Task ▸ The records below are to be restated word for word; their pictures are not.
++++ Material shown ++++
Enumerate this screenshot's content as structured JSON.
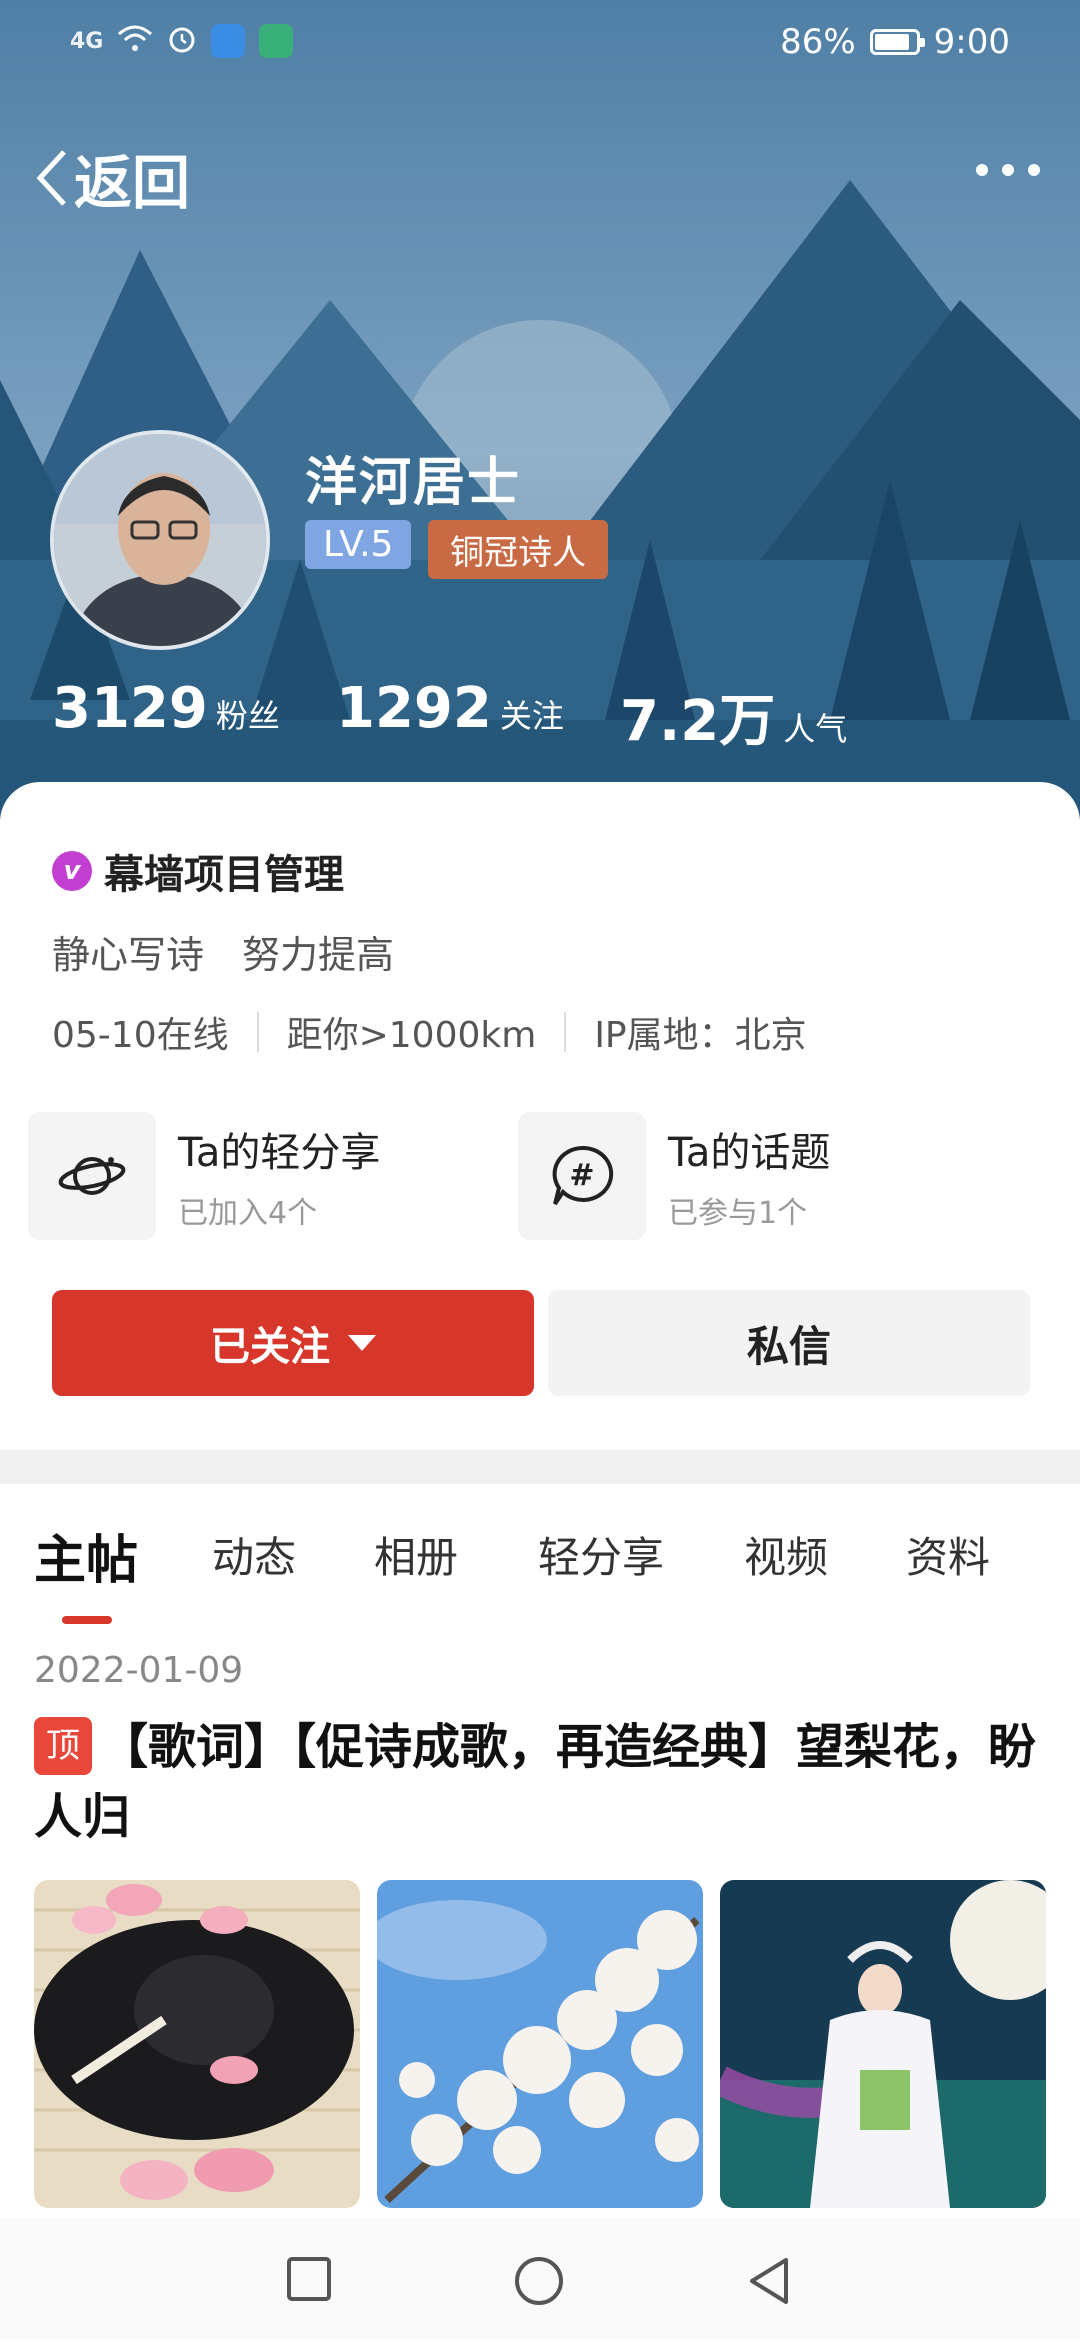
{
  "status_bar": {
    "network": "4G",
    "battery": "86%",
    "battery_level": 0.86,
    "time": "9:00"
  },
  "nav": {
    "back_label": "返回",
    "more_icon": "more-icon"
  },
  "profile": {
    "name": "洋河居士",
    "level": "LV.5",
    "title_badge": "铜冠诗人",
    "stats": [
      {
        "value": "3129",
        "label": "粉丝"
      },
      {
        "value": "1292",
        "label": "关注"
      },
      {
        "value": "7.2万",
        "label": "人气"
      }
    ],
    "verified_label": "幕墙项目管理",
    "bio": "静心写诗　努力提高",
    "online": "05-10在线",
    "distance": "距你>1000km",
    "ip_location": "IP属地：北京"
  },
  "features": [
    {
      "title": "Ta的轻分享",
      "subtitle": "已加入4个",
      "icon": "planet-icon"
    },
    {
      "title": "Ta的话题",
      "subtitle": "已参与1个",
      "icon": "hashtag-chat-icon"
    }
  ],
  "actions": {
    "follow_label": "已关注",
    "message_label": "私信"
  },
  "tabs": [
    "主帖",
    "动态",
    "相册",
    "轻分享",
    "视频",
    "资料"
  ],
  "active_tab": "主帖",
  "post": {
    "date": "2022-01-09",
    "tag": "顶",
    "title": "【歌词】【促诗成歌，再造经典】望梨花，盼人归"
  },
  "colors": {
    "accent_red": "#d7372a",
    "level_blue": "#7fa6e3",
    "badge_orange": "#c86a44",
    "verify_purple": "#c33fd1"
  }
}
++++
Task response ▸
Enumerate this screenshot's content as structured JSON.
{
  "status_bar": {
    "network": "4G",
    "battery": "86%",
    "battery_level": 0.86,
    "time": "9:00"
  },
  "nav": {
    "back_label": "返回",
    "more_icon": "more-icon"
  },
  "profile": {
    "name": "洋河居士",
    "level": "LV.5",
    "title_badge": "铜冠诗人",
    "stats": [
      {
        "value": "3129",
        "label": "粉丝"
      },
      {
        "value": "1292",
        "label": "关注"
      },
      {
        "value": "7.2万",
        "label": "人气"
      }
    ],
    "verified_label": "幕墙项目管理",
    "bio": "静心写诗　努力提高",
    "online": "05-10在线",
    "distance": "距你>1000km",
    "ip_location": "IP属地：北京"
  },
  "features": [
    {
      "title": "Ta的轻分享",
      "subtitle": "已加入4个",
      "icon": "planet-icon"
    },
    {
      "title": "Ta的话题",
      "subtitle": "已参与1个",
      "icon": "hashtag-chat-icon"
    }
  ],
  "actions": {
    "follow_label": "已关注",
    "message_label": "私信"
  },
  "tabs": [
    "主帖",
    "动态",
    "相册",
    "轻分享",
    "视频",
    "资料"
  ],
  "active_tab": "主帖",
  "post": {
    "date": "2022-01-09",
    "tag": "顶",
    "title": "【歌词】【促诗成歌，再造经典】望梨花，盼人归"
  },
  "colors": {
    "accent_red": "#d7372a",
    "level_blue": "#7fa6e3",
    "badge_orange": "#c86a44",
    "verify_purple": "#c33fd1"
  }
}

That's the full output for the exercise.